Plans change and housing conditions get rearranged — such is often the nature of life in my Alaskan bush village. I had planned to be in a cabin, commuting (i.e. walking) back and forth from cabin and work, but things shifted, one of which was a knee injury that had me looking at my options for staying in town, where I work. A hundred years ago, McCarthy was quite the happenin’ spot in Alaska. This was before Anchorage was even on the map, merely a place to slap a tent down. McCarthy, at the time, was a regular sin city, just four miles down the road from the site of the most profitable copper mine in modern history. And like anywhere else in Alaska, if you had a spot of land, you could always put up a wall tent. It was a quick and cheap way to put a roof over your head. So, in that same spirit, I decided to put up a tent in town, down by the river, where I can listen …
My connecting flight to Detroit was cancelled due to weather. The friend I was visiting in Michigan was under the weather with a nasty cough. Thus began my trip to visit friends and family in the Midwest, where all the women are strong, all the men are good-looking, and all the children are above-average. Oh, and where winter storms shut down airports and nasty cold and flu viruses circulate like the gentle breezes rolling along the Santa Cruz beaches.
I came across The End of The F***ing World via a review in The Atlantic by Sophie Gilbert who calls it “Pitch-Black Perfection.” I was immobilized, anyway, from my vasectomy the day before, so armed with the perfect alibi to binge-watch for an entire day, I decided to give The End of The F***ing World a try. And I’m glad I did.
Am currently watching Godless, part of a new fixation with the Westerns genre. “No other nation,” the historian David Hamilton Murdoch writes in The American West: The Invention of a Myth, “has taken a time and place from its past and produced a construct of the imagination equal to America’s creation of the West.” From a good Atlantic article, What Godless Says about America.
Holiday preparations are complete. There are better stocked liquor cabinets, but for a nomad, this ain’t bad. View this post on Instagram A post shared by Jonathan Erdman (@erdman31) on Nov 26, 2017 at 1:54pm PST
I met Aline this summer. She’s a like-minded adventurer who really squeezed the most out of her first summer in Alaska, spending almost all of her free time hiking and camping and exploring the mountains and trails around McCarthy, AK. She’s also from France, originally, though she’s been in the States for quite some time now.

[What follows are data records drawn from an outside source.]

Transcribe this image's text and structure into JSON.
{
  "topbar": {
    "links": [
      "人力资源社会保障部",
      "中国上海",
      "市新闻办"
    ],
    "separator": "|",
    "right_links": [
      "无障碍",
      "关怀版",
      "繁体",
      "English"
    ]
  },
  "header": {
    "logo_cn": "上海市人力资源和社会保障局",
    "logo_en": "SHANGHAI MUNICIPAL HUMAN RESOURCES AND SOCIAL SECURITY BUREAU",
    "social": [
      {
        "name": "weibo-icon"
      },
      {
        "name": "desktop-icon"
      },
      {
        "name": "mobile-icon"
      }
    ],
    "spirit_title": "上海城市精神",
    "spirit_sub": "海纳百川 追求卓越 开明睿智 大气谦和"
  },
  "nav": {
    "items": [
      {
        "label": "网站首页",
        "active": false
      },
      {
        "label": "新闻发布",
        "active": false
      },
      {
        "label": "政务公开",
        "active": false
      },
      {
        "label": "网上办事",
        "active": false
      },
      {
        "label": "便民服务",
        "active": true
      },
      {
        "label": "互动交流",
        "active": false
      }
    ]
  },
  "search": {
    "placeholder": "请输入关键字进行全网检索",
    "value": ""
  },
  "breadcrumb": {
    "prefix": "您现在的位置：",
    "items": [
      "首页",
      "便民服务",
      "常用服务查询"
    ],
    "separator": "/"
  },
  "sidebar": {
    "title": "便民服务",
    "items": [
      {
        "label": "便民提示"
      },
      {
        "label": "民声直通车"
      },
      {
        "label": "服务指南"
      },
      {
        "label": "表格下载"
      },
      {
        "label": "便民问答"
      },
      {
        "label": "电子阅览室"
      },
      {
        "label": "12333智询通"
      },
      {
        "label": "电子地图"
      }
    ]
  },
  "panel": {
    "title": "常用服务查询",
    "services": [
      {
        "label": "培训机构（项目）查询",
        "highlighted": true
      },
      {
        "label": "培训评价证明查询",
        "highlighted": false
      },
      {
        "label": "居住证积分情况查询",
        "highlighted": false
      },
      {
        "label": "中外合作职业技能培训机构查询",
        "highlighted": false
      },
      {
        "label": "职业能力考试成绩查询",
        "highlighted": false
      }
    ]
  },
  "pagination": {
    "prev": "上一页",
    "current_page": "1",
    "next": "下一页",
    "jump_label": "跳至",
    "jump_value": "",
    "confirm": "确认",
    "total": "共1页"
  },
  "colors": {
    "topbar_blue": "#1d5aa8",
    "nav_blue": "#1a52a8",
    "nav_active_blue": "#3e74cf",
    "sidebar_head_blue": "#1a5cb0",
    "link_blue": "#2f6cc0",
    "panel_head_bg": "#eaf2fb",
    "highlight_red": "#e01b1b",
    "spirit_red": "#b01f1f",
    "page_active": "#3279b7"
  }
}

She read some of my posts on capitalism and socialism. We were eating together, outside on a sunny afternoon in July, and we started talking about it all. Aline’s perspective was international, it was interesting, and I’m still mulling it over. Basically Aline’s main point (or at least the one that really stuck with me) was that she appreciated American mobility, the kind of uniquely American ability to be transient. We talked about it, and Aline expressed a good deal of sympathy for my pro-socialist and anti-capitalist writings, but said that there were many things about American individualism that she appreciated, and she wondered if we’d lose some of these things, were America to embrace socialism. As a quasi-nomad, …
Murakami is a Japanese author and one of the world’s most celebrated novelists. In fact, I’ve just started his magnum opus, 19Q4, and so far I’m hooked. His nonfiction work on running, however, left me wanting more. It’s a shame, too, because I had high expectations. I love running. After several years off, I ran a half-marathon, and I’m keen to do more in the future. If that weren’t enough, I have a fiction project myself, in the back of my mind, about a runner, which was one reason I wanted to read Murakami’s What I Talk About When I Talk About Running.